Interface dataset entries:
.....
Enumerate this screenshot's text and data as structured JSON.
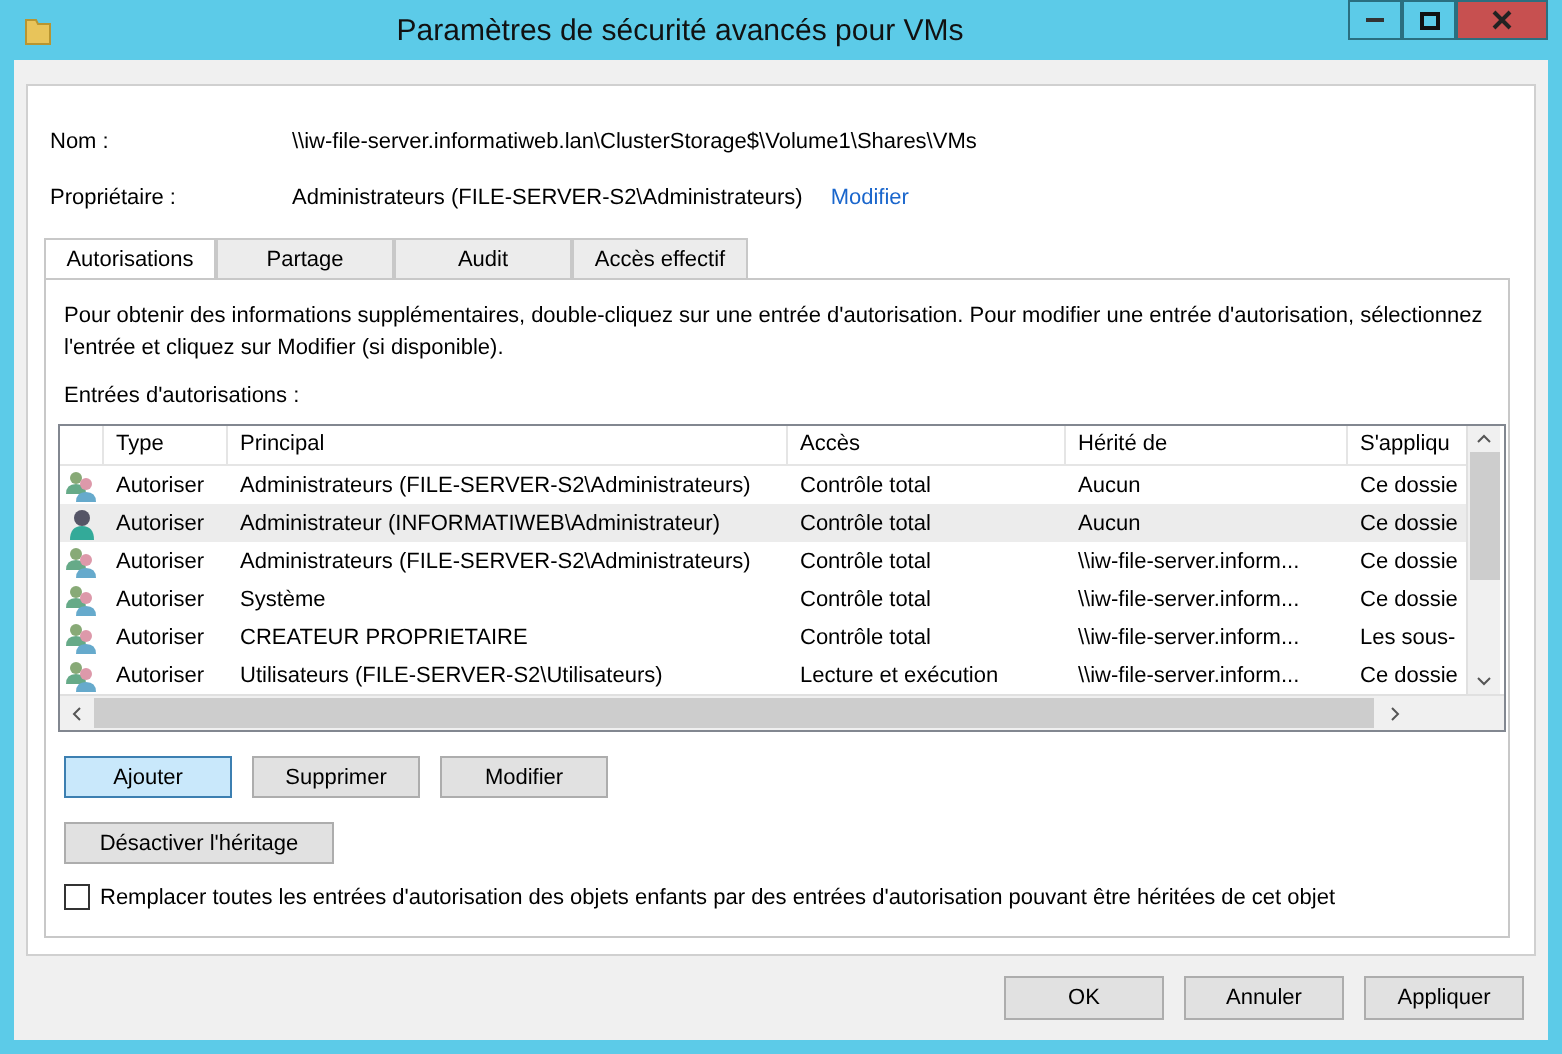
{
  "window": {
    "title": "Paramètres de sécurité avancés pour VMs"
  },
  "name": {
    "label": "Nom :",
    "value": "\\\\iw-file-server.informatiweb.lan\\ClusterStorage$\\Volume1\\Shares\\VMs"
  },
  "owner": {
    "label": "Propriétaire :",
    "value": "Administrateurs (FILE-SERVER-S2\\Administrateurs)",
    "link": "Modifier"
  },
  "tabs": [
    {
      "label": "Autorisations",
      "selected": true
    },
    {
      "label": "Partage",
      "selected": false
    },
    {
      "label": "Audit",
      "selected": false
    },
    {
      "label": "Accès effectif",
      "selected": false
    }
  ],
  "info": "Pour obtenir des informations supplémentaires, double-cliquez sur une entrée d'autorisation. Pour modifier une entrée d'autorisation, sélectionnez l'entrée et cliquez sur Modifier (si disponible).",
  "entries_label": "Entrées d'autorisations :",
  "table": {
    "columns": [
      "Type",
      "Principal",
      "Accès",
      "Hérité de",
      "S'appliqu"
    ],
    "rows": [
      {
        "kind": "group",
        "selected": false,
        "cells": [
          "Autoriser",
          "Administrateurs (FILE-SERVER-S2\\Administrateurs)",
          "Contrôle total",
          "Aucun",
          "Ce dossie"
        ]
      },
      {
        "kind": "user",
        "selected": true,
        "cells": [
          "Autoriser",
          "Administrateur (INFORMATIWEB\\Administrateur)",
          "Contrôle total",
          "Aucun",
          "Ce dossie"
        ]
      },
      {
        "kind": "group",
        "selected": false,
        "cells": [
          "Autoriser",
          "Administrateurs (FILE-SERVER-S2\\Administrateurs)",
          "Contrôle total",
          "\\\\iw-file-server.inform...",
          "Ce dossie"
        ]
      },
      {
        "kind": "group",
        "selected": false,
        "cells": [
          "Autoriser",
          "Système",
          "Contrôle total",
          "\\\\iw-file-server.inform...",
          "Ce dossie"
        ]
      },
      {
        "kind": "group",
        "selected": false,
        "cells": [
          "Autoriser",
          "CREATEUR PROPRIETAIRE",
          "Contrôle total",
          "\\\\iw-file-server.inform...",
          "Les sous-"
        ]
      },
      {
        "kind": "group",
        "selected": false,
        "cells": [
          "Autoriser",
          "Utilisateurs (FILE-SERVER-S2\\Utilisateurs)",
          "Lecture et exécution",
          "\\\\iw-file-server.inform...",
          "Ce dossie"
        ]
      }
    ]
  },
  "entry_buttons": [
    {
      "label": "Ajouter",
      "focused": true
    },
    {
      "label": "Supprimer",
      "focused": false
    },
    {
      "label": "Modifier",
      "focused": false
    }
  ],
  "inheritance_button": "Désactiver l'héritage",
  "replace_checkbox": {
    "label": "Remplacer toutes les entrées d'autorisation des objets enfants par des entrées d'autorisation pouvant être héritées de cet objet",
    "checked": false
  },
  "dialog_buttons": [
    "OK",
    "Annuler",
    "Appliquer"
  ]
}
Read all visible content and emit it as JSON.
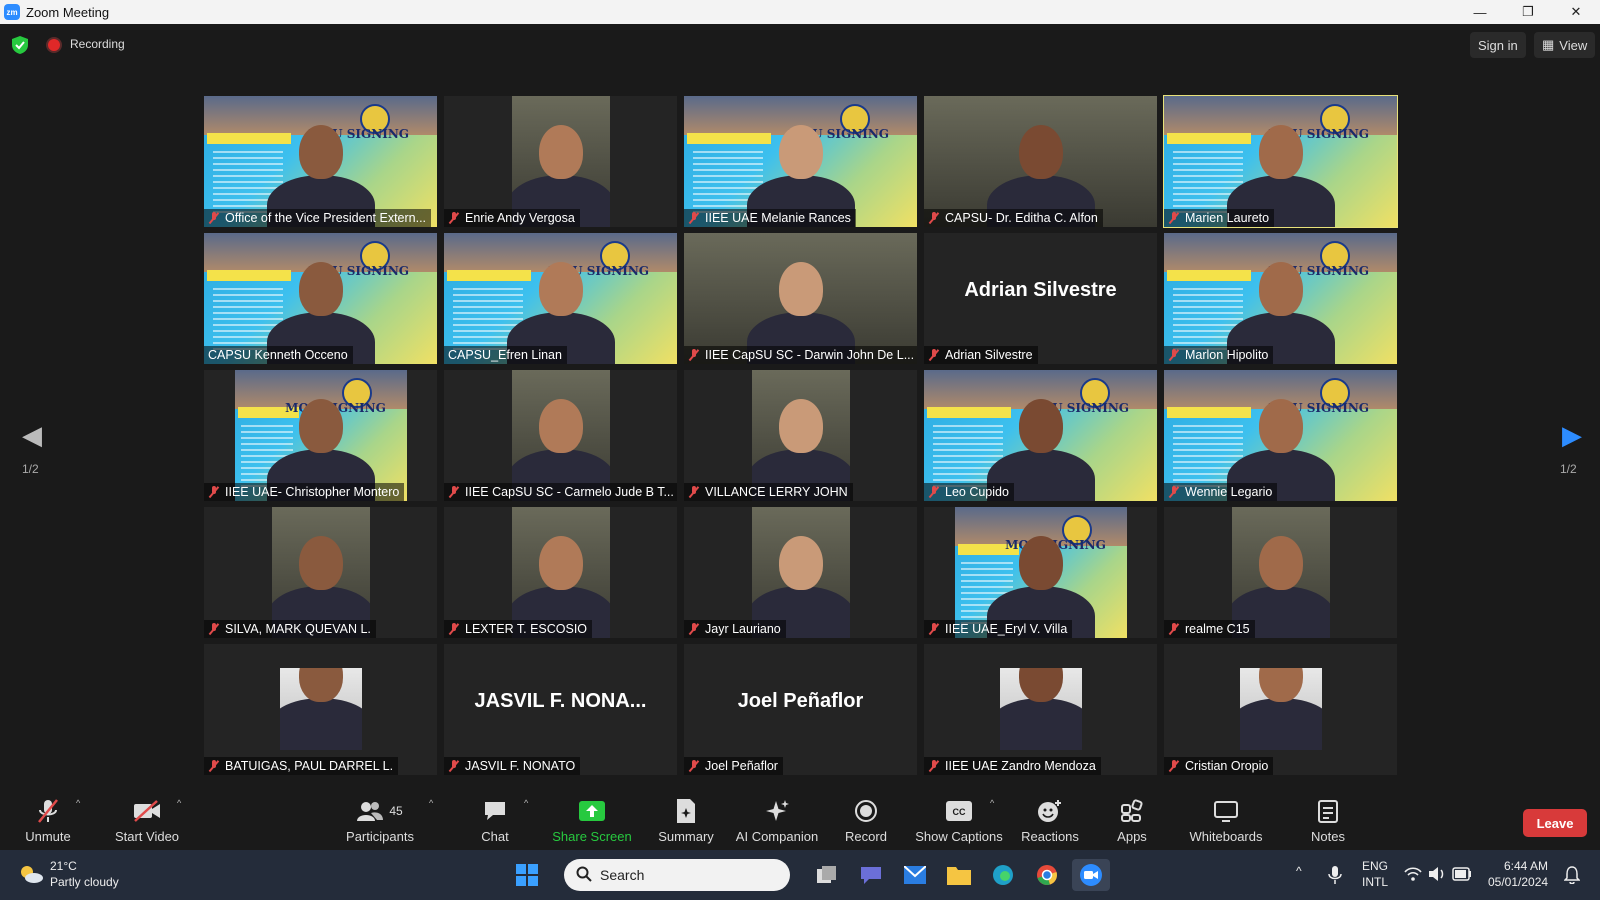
{
  "window": {
    "title": "Zoom Meeting",
    "app_icon": "zm",
    "minimize": "—",
    "restore": "❐",
    "close": "✕"
  },
  "topbar": {
    "recording_label": "Recording",
    "signin_label": "Sign in",
    "view_label": "View"
  },
  "gallery": {
    "page_label_left": "1/2",
    "page_label_right": "1/2",
    "tiles": [
      {
        "name": "Office of the Vice President Extern...",
        "type": "poster"
      },
      {
        "name": "Enrie Andy Vergosa",
        "type": "small"
      },
      {
        "name": "IIEE UAE Melanie Rances",
        "type": "poster"
      },
      {
        "name": "CAPSU- Dr. Editha C. Alfon",
        "type": "room"
      },
      {
        "name": "Marien Laureto",
        "type": "poster",
        "active": true
      },
      {
        "name": "CAPSU Kenneth Occeno",
        "type": "poster",
        "mic_on": true
      },
      {
        "name": "CAPSU_Efren Linan",
        "type": "poster",
        "mic_on": true
      },
      {
        "name": "IIEE CapSU SC - Darwin John De L...",
        "type": "room"
      },
      {
        "name": "Adrian Silvestre",
        "type": "name",
        "big": "Adrian Silvestre"
      },
      {
        "name": "Marlon Hipolito",
        "type": "poster"
      },
      {
        "name": "IIEE UAE- Christopher Montero",
        "type": "poster-small"
      },
      {
        "name": "IIEE CapSU SC - Carmelo Jude B T...",
        "type": "small"
      },
      {
        "name": "VILLANCE LERRY JOHN",
        "type": "small"
      },
      {
        "name": "Leo Cupido",
        "type": "poster"
      },
      {
        "name": "Wennie Legario",
        "type": "poster"
      },
      {
        "name": "SILVA, MARK QUEVAN L.",
        "type": "small"
      },
      {
        "name": "LEXTER T. ESCOSIO",
        "type": "small"
      },
      {
        "name": "Jayr Lauriano",
        "type": "small"
      },
      {
        "name": "IIEE UAE_Eryl V. Villa",
        "type": "poster-small"
      },
      {
        "name": "realme C15",
        "type": "small"
      },
      {
        "name": "BATUIGAS, PAUL DARREL L.",
        "type": "photo"
      },
      {
        "name": "JASVIL F. NONATO",
        "type": "name",
        "big": "JASVIL F. NONA..."
      },
      {
        "name": "Joel Peñaflor",
        "type": "name",
        "big": "Joel Peñaflor"
      },
      {
        "name": "IIEE UAE Zandro Mendoza",
        "type": "photo"
      },
      {
        "name": "Cristian Oropio",
        "type": "photo"
      }
    ],
    "poster_title": "MOU SIGNING"
  },
  "toolbar": {
    "unmute": "Unmute",
    "start_video": "Start Video",
    "participants": "Participants",
    "participants_count": "45",
    "chat": "Chat",
    "share_screen": "Share Screen",
    "summary": "Summary",
    "ai_companion": "AI Companion",
    "record": "Record",
    "show_captions": "Show Captions",
    "reactions": "Reactions",
    "apps": "Apps",
    "whiteboards": "Whiteboards",
    "notes": "Notes",
    "leave": "Leave"
  },
  "taskbar": {
    "temperature": "21°C",
    "weather": "Partly cloudy",
    "search_placeholder": "Search",
    "lang_top": "ENG",
    "lang_bottom": "INTL",
    "time": "6:44 AM",
    "date": "05/01/2024"
  },
  "colors": {
    "accent": "#2d8cff",
    "leave": "#d83a3a",
    "share": "#27c93f",
    "active_speaker": "#e8e27a"
  }
}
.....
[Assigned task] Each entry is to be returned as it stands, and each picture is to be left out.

[Expected output]
Enumerate this screenshot's text and data as structured JSON.
{
  "window": {
    "title": "Paramètres de sécurité avancés pour VMs"
  },
  "name": {
    "label": "Nom :",
    "value": "\\\\iw-file-server.informatiweb.lan\\ClusterStorage$\\Volume1\\Shares\\VMs"
  },
  "owner": {
    "label": "Propriétaire :",
    "value": "Administrateurs (FILE-SERVER-S2\\Administrateurs)",
    "link": "Modifier"
  },
  "tabs": [
    {
      "label": "Autorisations",
      "selected": true
    },
    {
      "label": "Partage",
      "selected": false
    },
    {
      "label": "Audit",
      "selected": false
    },
    {
      "label": "Accès effectif",
      "selected": false
    }
  ],
  "info": "Pour obtenir des informations supplémentaires, double-cliquez sur une entrée d'autorisation. Pour modifier une entrée d'autorisation, sélectionnez l'entrée et cliquez sur Modifier (si disponible).",
  "entries_label": "Entrées d'autorisations :",
  "table": {
    "columns": [
      "Type",
      "Principal",
      "Accès",
      "Hérité de",
      "S'appliqu"
    ],
    "rows": [
      {
        "kind": "group",
        "selected": false,
        "cells": [
          "Autoriser",
          "Administrateurs (FILE-SERVER-S2\\Administrateurs)",
          "Contrôle total",
          "Aucun",
          "Ce dossie"
        ]
      },
      {
        "kind": "user",
        "selected": true,
        "cells": [
          "Autoriser",
          "Administrateur (INFORMATIWEB\\Administrateur)",
          "Contrôle total",
          "Aucun",
          "Ce dossie"
        ]
      },
      {
        "kind": "group",
        "selected": false,
        "cells": [
          "Autoriser",
          "Administrateurs (FILE-SERVER-S2\\Administrateurs)",
          "Contrôle total",
          "\\\\iw-file-server.inform...",
          "Ce dossie"
        ]
      },
      {
        "kind": "group",
        "selected": false,
        "cells": [
          "Autoriser",
          "Système",
          "Contrôle total",
          "\\\\iw-file-server.inform...",
          "Ce dossie"
        ]
      },
      {
        "kind": "group",
        "selected": false,
        "cells": [
          "Autoriser",
          "CREATEUR PROPRIETAIRE",
          "Contrôle total",
          "\\\\iw-file-server.inform...",
          "Les sous-"
        ]
      },
      {
        "kind": "group",
        "selected": false,
        "cells": [
          "Autoriser",
          "Utilisateurs (FILE-SERVER-S2\\Utilisateurs)",
          "Lecture et exécution",
          "\\\\iw-file-server.inform...",
          "Ce dossie"
        ]
      }
    ]
  },
  "entry_buttons": [
    {
      "label": "Ajouter",
      "focused": true
    },
    {
      "label": "Supprimer",
      "focused": false
    },
    {
      "label": "Modifier",
      "focused": false
    }
  ],
  "inheritance_button": "Désactiver l'héritage",
  "replace_checkbox": {
    "label": "Remplacer toutes les entrées d'autorisation des objets enfants par des entrées d'autorisation pouvant être héritées de cet objet",
    "checked": false
  },
  "dialog_buttons": [
    "OK",
    "Annuler",
    "Appliquer"
  ]
}
Read all visible content and emit it as JSON.
{
  "window": {
    "title": "Zoom Meeting",
    "app_icon": "zm",
    "minimize": "—",
    "restore": "❐",
    "close": "✕"
  },
  "topbar": {
    "recording_label": "Recording",
    "signin_label": "Sign in",
    "view_label": "View"
  },
  "gallery": {
    "page_label_left": "1/2",
    "page_label_right": "1/2",
    "tiles": [
      {
        "name": "Office of the Vice President Extern...",
        "type": "poster"
      },
      {
        "name": "Enrie Andy Vergosa",
        "type": "small"
      },
      {
        "name": "IIEE UAE Melanie Rances",
        "type": "poster"
      },
      {
        "name": "CAPSU- Dr. Editha C. Alfon",
        "type": "room"
      },
      {
        "name": "Marien Laureto",
        "type": "poster",
        "active": true
      },
      {
        "name": "CAPSU Kenneth Occeno",
        "type": "poster",
        "mic_on": true
      },
      {
        "name": "CAPSU_Efren Linan",
        "type": "poster",
        "mic_on": true
      },
      {
        "name": "IIEE CapSU SC - Darwin John De L...",
        "type": "room"
      },
      {
        "name": "Adrian Silvestre",
        "type": "name",
        "big": "Adrian Silvestre"
      },
      {
        "name": "Marlon Hipolito",
        "type": "poster"
      },
      {
        "name": "IIEE UAE- Christopher Montero",
        "type": "poster-small"
      },
      {
        "name": "IIEE CapSU SC - Carmelo Jude B T...",
        "type": "small"
      },
      {
        "name": "VILLANCE LERRY JOHN",
        "type": "small"
      },
      {
        "name": "Leo Cupido",
        "type": "poster"
      },
      {
        "name": "Wennie Legario",
        "type": "poster"
      },
      {
        "name": "SILVA, MARK QUEVAN L.",
        "type": "small"
      },
      {
        "name": "LEXTER T. ESCOSIO",
        "type": "small"
      },
      {
        "name": "Jayr Lauriano",
        "type": "small"
      },
      {
        "name": "IIEE UAE_Eryl V. Villa",
        "type": "poster-small"
      },
      {
        "name": "realme C15",
        "type": "small"
      },
      {
        "name": "BATUIGAS, PAUL DARREL L.",
        "type": "photo"
      },
      {
        "name": "JASVIL F. NONATO",
        "type": "name",
        "big": "JASVIL F. NONA..."
      },
      {
        "name": "Joel Peñaflor",
        "type": "name",
        "big": "Joel Peñaflor"
      },
      {
        "name": "IIEE UAE Zandro Mendoza",
        "type": "photo"
      },
      {
        "name": "Cristian Oropio",
        "type": "photo"
      }
    ],
    "poster_title": "MOU SIGNING"
  },
  "toolbar": {
    "unmute": "Unmute",
    "start_video": "Start Video",
    "participants": "Participants",
    "participants_count": "45",
    "chat": "Chat",
    "share_screen": "Share Screen",
    "summary": "Summary",
    "ai_companion": "AI Companion",
    "record": "Record",
    "show_captions": "Show Captions",
    "reactions": "Reactions",
    "apps": "Apps",
    "whiteboards": "Whiteboards",
    "notes": "Notes",
    "leave": "Leave"
  },
  "taskbar": {
    "temperature": "21°C",
    "weather": "Partly cloudy",
    "search_placeholder": "Search",
    "lang_top": "ENG",
    "lang_bottom": "INTL",
    "time": "6:44 AM",
    "date": "05/01/2024"
  },
  "colors": {
    "accent": "#2d8cff",
    "leave": "#d83a3a",
    "share": "#27c93f",
    "active_speaker": "#e8e27a"
  }
}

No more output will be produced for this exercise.